ASSIGNMENT:
Return the entries in their entirety, precisely as given.

DATASET EXTRACT:
━━━━

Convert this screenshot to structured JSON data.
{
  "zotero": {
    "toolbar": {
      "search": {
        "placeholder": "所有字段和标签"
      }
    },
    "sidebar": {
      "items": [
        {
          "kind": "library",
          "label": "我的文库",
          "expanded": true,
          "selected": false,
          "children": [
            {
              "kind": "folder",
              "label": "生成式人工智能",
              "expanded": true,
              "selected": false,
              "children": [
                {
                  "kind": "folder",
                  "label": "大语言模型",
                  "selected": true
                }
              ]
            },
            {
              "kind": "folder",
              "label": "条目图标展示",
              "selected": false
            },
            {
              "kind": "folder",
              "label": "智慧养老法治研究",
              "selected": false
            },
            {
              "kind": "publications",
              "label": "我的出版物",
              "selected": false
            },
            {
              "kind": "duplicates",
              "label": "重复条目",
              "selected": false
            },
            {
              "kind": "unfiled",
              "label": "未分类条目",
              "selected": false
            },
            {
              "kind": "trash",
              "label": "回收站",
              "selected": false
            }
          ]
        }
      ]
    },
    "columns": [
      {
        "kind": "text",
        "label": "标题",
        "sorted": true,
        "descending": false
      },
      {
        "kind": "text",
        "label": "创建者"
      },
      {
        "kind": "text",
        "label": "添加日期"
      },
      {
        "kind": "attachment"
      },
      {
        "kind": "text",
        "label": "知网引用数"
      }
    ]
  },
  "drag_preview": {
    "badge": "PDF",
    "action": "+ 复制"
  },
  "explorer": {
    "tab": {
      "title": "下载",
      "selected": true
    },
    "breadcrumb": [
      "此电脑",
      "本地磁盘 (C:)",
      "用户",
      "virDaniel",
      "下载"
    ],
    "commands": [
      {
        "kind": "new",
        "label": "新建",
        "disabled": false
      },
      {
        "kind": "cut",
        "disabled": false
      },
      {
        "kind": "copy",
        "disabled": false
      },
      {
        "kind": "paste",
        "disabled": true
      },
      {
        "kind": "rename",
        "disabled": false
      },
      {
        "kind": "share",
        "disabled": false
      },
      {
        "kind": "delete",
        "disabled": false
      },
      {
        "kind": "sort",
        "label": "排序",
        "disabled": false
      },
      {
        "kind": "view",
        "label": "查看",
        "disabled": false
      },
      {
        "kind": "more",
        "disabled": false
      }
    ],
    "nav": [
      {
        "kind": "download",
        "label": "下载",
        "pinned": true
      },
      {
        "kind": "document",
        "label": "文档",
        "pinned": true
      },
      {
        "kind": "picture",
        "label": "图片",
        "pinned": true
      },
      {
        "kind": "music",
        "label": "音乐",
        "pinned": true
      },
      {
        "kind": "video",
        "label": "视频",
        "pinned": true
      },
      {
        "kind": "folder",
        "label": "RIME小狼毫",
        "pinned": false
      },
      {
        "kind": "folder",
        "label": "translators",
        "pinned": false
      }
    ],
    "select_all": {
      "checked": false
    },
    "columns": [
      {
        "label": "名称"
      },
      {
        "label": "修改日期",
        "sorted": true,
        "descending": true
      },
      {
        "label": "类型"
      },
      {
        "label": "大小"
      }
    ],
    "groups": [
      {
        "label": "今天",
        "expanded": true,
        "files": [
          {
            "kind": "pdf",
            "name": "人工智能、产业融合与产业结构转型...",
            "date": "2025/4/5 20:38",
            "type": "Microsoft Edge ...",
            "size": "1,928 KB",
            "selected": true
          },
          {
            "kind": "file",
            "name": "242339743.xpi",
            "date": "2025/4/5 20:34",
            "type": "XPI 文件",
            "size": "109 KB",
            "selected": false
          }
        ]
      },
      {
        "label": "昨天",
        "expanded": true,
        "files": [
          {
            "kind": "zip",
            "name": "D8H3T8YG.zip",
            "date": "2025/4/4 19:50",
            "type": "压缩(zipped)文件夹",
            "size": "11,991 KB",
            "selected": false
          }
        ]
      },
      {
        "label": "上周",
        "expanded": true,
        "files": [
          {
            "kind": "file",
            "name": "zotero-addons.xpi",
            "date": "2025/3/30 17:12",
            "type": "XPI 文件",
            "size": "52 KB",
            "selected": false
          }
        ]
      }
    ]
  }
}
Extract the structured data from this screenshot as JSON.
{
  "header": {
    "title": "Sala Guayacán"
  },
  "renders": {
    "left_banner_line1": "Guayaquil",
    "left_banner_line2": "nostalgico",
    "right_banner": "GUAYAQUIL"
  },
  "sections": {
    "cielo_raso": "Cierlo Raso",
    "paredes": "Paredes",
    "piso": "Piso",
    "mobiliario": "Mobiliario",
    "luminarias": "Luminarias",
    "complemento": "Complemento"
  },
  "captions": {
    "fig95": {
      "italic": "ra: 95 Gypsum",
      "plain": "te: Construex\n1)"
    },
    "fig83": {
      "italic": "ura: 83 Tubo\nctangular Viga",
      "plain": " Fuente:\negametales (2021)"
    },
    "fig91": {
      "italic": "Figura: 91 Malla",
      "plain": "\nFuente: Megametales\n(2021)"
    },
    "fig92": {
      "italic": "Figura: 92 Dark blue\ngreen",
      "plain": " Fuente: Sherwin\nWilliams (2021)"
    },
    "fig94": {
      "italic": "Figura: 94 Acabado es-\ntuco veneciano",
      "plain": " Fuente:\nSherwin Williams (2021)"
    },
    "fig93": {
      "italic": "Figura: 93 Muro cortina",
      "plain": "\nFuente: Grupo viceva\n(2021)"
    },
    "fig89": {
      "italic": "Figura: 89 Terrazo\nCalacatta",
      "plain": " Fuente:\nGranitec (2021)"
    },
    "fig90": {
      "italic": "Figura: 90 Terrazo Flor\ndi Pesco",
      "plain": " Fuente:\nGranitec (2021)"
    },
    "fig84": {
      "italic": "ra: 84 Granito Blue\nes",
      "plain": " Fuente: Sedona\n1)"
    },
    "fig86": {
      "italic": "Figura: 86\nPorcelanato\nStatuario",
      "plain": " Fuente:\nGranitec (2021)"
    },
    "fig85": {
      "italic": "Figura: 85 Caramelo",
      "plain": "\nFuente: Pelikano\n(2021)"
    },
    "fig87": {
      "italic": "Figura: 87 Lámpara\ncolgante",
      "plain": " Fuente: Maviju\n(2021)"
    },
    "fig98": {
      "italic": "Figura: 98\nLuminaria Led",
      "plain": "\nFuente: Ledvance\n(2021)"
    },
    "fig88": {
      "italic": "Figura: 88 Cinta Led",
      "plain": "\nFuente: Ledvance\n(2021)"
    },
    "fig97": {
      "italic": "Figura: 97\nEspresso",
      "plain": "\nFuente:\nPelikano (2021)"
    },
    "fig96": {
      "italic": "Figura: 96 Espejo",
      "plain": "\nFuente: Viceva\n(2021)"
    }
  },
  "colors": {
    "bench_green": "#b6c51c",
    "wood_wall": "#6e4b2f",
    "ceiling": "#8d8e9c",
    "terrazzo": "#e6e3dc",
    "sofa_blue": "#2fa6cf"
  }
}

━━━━

REPLY TO THE EXERCISE:
Convert this screenshot to structured JSON data.
{
  "zotero": {
    "toolbar": {
      "search": {
        "placeholder": "所有字段和标签"
      }
    },
    "sidebar": {
      "items": [
        {
          "kind": "library",
          "label": "我的文库",
          "expanded": true,
          "selected": false,
          "children": [
            {
              "kind": "folder",
              "label": "生成式人工智能",
              "expanded": true,
              "selected": false,
              "children": [
                {
                  "kind": "folder",
                  "label": "大语言模型",
                  "selected": true
                }
              ]
            },
            {
              "kind": "folder",
              "label": "条目图标展示",
              "selected": false
            },
            {
              "kind": "folder",
              "label": "智慧养老法治研究",
              "selected": false
            },
            {
              "kind": "publications",
              "label": "我的出版物",
              "selected": false
            },
            {
              "kind": "duplicates",
              "label": "重复条目",
              "selected": false
            },
            {
              "kind": "unfiled",
              "label": "未分类条目",
              "selected": false
            },
            {
              "kind": "trash",
              "label": "回收站",
              "selected": false
            }
          ]
        }
      ]
    },
    "columns": [
      {
        "kind": "text",
        "label": "标题",
        "sorted": true,
        "descending": false
      },
      {
        "kind": "text",
        "label": "创建者"
      },
      {
        "kind": "text",
        "label": "添加日期"
      },
      {
        "kind": "attachment"
      },
      {
        "kind": "text",
        "label": "知网引用数"
      }
    ]
  },
  "drag_preview": {
    "badge": "PDF",
    "action": "+ 复制"
  },
  "explorer": {
    "tab": {
      "title": "下载",
      "selected": true
    },
    "breadcrumb": [
      "此电脑",
      "本地磁盘 (C:)",
      "用户",
      "virDaniel",
      "下载"
    ],
    "commands": [
      {
        "kind": "new",
        "label": "新建",
        "disabled": false
      },
      {
        "kind": "cut",
        "disabled": false
      },
      {
        "kind": "copy",
        "disabled": false
      },
      {
        "kind": "paste",
        "disabled": true
      },
      {
        "kind": "rename",
        "disabled": false
      },
      {
        "kind": "share",
        "disabled": false
      },
      {
        "kind": "delete",
        "disabled": false
      },
      {
        "kind": "sort",
        "label": "排序",
        "disabled": false
      },
      {
        "kind": "view",
        "label": "查看",
        "disabled": false
      },
      {
        "kind": "more",
        "disabled": false
      }
    ],
    "nav": [
      {
        "kind": "download",
        "label": "下载",
        "pinned": true
      },
      {
        "kind": "document",
        "label": "文档",
        "pinned": true
      },
      {
        "kind": "picture",
        "label": "图片",
        "pinned": true
      },
      {
        "kind": "music",
        "label": "音乐",
        "pinned": true
      },
      {
        "kind": "video",
        "label": "视频",
        "pinned": true
      },
      {
        "kind": "folder",
        "label": "RIME小狼毫",
        "pinned": false
      },
      {
        "kind": "folder",
        "label": "translators",
        "pinned": false
      }
    ],
    "select_all": {
      "checked": false
    },
    "columns": [
      {
        "label": "名称"
      },
      {
        "label": "修改日期",
        "sorted": true,
        "descending": true
      },
      {
        "label": "类型"
      },
      {
        "label": "大小"
      }
    ],
    "groups": [
      {
        "label": "今天",
        "expanded": true,
        "files": [
          {
            "kind": "pdf",
            "name": "人工智能、产业融合与产业结构转型...",
            "date": "2025/4/5 20:38",
            "type": "Microsoft Edge ...",
            "size": "1,928 KB",
            "selected": true
          },
          {
            "kind": "file",
            "name": "242339743.xpi",
            "date": "2025/4/5 20:34",
            "type": "XPI 文件",
            "size": "109 KB",
            "selected": false
          }
        ]
      },
      {
        "label": "昨天",
        "expanded": true,
        "files": [
          {
            "kind": "zip",
            "name": "D8H3T8YG.zip",
            "date": "2025/4/4 19:50",
            "type": "压缩(zipped)文件夹",
            "size": "11,991 KB",
            "selected": false
          }
        ]
      },
      {
        "label": "上周",
        "expanded": true,
        "files": [
          {
            "kind": "file",
            "name": "zotero-addons.xpi",
            "date": "2025/3/30 17:12",
            "type": "XPI 文件",
            "size": "52 KB",
            "selected": false
          }
        ]
      }
    ]
  }
}
Extract the structured data from this screenshot as JSON.
{
  "header": {
    "title": "Sala Guayacán"
  },
  "renders": {
    "left_banner_line1": "Guayaquil",
    "left_banner_line2": "nostalgico",
    "right_banner": "GUAYAQUIL"
  },
  "sections": {
    "cielo_raso": "Cierlo Raso",
    "paredes": "Paredes",
    "piso": "Piso",
    "mobiliario": "Mobiliario",
    "luminarias": "Luminarias",
    "complemento": "Complemento"
  },
  "captions": {
    "fig95": {
      "italic": "ra: 95 Gypsum",
      "plain": "te: Construex\n1)"
    },
    "fig83": {
      "italic": "ura: 83 Tubo\nctangular Viga",
      "plain": " Fuente:\negametales (2021)"
    },
    "fig91": {
      "italic": "Figura: 91 Malla",
      "plain": "\nFuente: Megametales\n(2021)"
    },
    "fig92": {
      "italic": "Figura: 92 Dark blue\ngreen",
      "plain": " Fuente: Sherwin\nWilliams (2021)"
    },
    "fig94": {
      "italic": "Figura: 94 Acabado es-\ntuco veneciano",
      "plain": " Fuente:\nSherwin Williams (2021)"
    },
    "fig93": {
      "italic": "Figura: 93 Muro cortina",
      "plain": "\nFuente: Grupo viceva\n(2021)"
    },
    "fig89": {
      "italic": "Figura: 89 Terrazo\nCalacatta",
      "plain": " Fuente:\nGranitec (2021)"
    },
    "fig90": {
      "italic": "Figura: 90 Terrazo Flor\ndi Pesco",
      "plain": " Fuente:\nGranitec (2021)"
    },
    "fig84": {
      "italic": "ra: 84 Granito Blue\nes",
      "plain": " Fuente: Sedona\n1)"
    },
    "fig86": {
      "italic": "Figura: 86\nPorcelanato\nStatuario",
      "plain": " Fuente:\nGranitec (2021)"
    },
    "fig85": {
      "italic": "Figura: 85 Caramelo",
      "plain": "\nFuente: Pelikano\n(2021)"
    },
    "fig87": {
      "italic": "Figura: 87 Lámpara\ncolgante",
      "plain": " Fuente: Maviju\n(2021)"
    },
    "fig98": {
      "italic": "Figura: 98\nLuminaria Led",
      "plain": "\nFuente: Ledvance\n(2021)"
    },
    "fig88": {
      "italic": "Figura: 88 Cinta Led",
      "plain": "\nFuente: Ledvance\n(2021)"
    },
    "fig97": {
      "italic": "Figura: 97\nEspresso",
      "plain": "\nFuente:\nPelikano (2021)"
    },
    "fig96": {
      "italic": "Figura: 96 Espejo",
      "plain": "\nFuente: Viceva\n(2021)"
    }
  },
  "colors": {
    "bench_green": "#b6c51c",
    "wood_wall": "#6e4b2f",
    "ceiling": "#8d8e9c",
    "terrazzo": "#e6e3dc",
    "sofa_blue": "#2fa6cf"
  }
}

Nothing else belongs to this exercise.